◆ Task directions: Each line below with the word "data" needs to be copied.

◆ Records for the exercise:
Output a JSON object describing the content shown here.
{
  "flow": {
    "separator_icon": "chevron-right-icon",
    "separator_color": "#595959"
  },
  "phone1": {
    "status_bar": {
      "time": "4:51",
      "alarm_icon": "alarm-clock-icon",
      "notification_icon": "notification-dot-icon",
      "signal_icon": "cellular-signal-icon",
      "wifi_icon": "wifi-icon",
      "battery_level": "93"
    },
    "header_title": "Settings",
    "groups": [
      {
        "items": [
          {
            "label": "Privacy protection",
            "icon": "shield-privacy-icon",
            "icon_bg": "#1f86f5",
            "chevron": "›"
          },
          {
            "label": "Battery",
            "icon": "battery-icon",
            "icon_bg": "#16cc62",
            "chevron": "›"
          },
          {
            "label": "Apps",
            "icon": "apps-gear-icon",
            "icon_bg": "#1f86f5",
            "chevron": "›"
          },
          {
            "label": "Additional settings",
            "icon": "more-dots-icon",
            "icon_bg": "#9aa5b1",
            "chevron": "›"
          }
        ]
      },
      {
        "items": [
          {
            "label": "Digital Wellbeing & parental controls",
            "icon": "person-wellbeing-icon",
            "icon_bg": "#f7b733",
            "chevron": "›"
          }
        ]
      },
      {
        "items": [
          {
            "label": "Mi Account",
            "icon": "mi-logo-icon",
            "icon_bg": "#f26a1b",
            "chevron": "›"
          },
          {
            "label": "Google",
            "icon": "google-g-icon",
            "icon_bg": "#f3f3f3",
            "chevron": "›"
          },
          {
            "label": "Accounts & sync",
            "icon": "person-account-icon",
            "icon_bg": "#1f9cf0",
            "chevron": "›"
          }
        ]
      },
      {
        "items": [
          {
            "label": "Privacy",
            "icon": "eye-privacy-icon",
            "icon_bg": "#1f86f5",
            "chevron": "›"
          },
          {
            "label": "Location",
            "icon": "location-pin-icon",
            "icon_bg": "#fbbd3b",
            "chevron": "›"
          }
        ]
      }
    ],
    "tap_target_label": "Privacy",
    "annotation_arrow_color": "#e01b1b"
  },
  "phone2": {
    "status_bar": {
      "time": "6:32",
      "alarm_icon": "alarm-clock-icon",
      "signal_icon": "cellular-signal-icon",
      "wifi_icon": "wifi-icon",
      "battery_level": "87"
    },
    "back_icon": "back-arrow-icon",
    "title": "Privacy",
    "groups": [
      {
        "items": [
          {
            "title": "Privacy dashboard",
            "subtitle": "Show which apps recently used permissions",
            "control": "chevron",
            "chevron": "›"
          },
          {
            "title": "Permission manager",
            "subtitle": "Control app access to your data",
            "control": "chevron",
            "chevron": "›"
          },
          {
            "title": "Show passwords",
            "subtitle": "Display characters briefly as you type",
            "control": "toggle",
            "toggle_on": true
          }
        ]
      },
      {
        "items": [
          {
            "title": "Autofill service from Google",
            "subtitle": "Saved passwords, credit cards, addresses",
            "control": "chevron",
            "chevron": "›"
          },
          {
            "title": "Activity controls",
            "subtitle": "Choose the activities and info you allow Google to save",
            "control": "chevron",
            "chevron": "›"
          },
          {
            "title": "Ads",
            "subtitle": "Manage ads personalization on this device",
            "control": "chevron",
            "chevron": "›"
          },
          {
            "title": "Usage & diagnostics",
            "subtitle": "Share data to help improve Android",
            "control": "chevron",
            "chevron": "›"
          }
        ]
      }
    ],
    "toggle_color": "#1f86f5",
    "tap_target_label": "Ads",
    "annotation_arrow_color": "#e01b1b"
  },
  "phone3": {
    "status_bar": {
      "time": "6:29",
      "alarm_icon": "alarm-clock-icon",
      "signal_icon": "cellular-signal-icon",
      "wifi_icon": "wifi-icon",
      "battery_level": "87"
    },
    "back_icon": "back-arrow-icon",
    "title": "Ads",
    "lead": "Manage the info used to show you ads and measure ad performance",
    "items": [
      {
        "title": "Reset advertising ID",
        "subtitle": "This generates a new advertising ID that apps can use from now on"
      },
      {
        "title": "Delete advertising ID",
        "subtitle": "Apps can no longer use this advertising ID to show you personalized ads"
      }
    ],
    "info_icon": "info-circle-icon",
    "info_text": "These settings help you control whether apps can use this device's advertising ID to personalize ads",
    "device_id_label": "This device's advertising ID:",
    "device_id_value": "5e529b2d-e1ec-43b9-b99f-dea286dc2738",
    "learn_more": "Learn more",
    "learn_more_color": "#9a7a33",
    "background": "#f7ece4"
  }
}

◆ Exercise response:
            "subtitle": "Control app access to your data",
            "subtitle": "Share data to help improve Android",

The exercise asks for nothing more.